**EXERCISE DIRECTIONS:** Look through the entries below and show every line containing the word "forward".

Source records:
-*-

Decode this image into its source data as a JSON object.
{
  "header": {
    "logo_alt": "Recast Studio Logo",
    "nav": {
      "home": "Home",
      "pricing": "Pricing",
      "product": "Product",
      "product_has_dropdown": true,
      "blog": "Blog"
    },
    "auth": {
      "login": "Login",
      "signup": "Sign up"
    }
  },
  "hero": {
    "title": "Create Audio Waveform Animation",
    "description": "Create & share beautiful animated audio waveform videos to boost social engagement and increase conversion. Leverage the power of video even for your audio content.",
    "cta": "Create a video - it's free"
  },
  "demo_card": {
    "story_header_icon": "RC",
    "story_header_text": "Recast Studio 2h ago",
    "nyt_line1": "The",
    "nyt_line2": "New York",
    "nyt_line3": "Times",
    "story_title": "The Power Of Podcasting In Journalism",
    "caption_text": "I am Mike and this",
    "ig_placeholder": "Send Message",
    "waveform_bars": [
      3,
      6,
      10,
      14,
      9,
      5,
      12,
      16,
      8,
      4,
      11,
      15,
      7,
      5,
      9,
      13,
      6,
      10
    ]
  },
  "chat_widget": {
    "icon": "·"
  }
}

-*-

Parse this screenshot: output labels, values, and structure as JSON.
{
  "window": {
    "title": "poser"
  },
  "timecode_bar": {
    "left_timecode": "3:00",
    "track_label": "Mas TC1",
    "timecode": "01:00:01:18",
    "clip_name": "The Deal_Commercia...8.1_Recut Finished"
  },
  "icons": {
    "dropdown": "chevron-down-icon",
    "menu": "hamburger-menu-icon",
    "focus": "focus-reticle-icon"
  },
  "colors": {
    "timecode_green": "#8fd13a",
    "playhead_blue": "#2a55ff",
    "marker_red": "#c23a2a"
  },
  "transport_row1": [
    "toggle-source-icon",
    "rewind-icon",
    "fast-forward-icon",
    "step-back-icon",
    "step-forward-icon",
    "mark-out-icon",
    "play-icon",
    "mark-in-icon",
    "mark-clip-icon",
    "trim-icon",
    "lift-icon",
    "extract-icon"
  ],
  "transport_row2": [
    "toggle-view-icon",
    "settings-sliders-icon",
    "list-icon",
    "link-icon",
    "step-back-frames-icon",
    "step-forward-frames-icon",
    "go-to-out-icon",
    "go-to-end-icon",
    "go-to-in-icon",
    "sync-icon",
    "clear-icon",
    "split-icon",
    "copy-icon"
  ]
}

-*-

**RESPONSE:**
    "fast-forward-icon",
    "step-forward-icon",
    "step-forward-frames-icon",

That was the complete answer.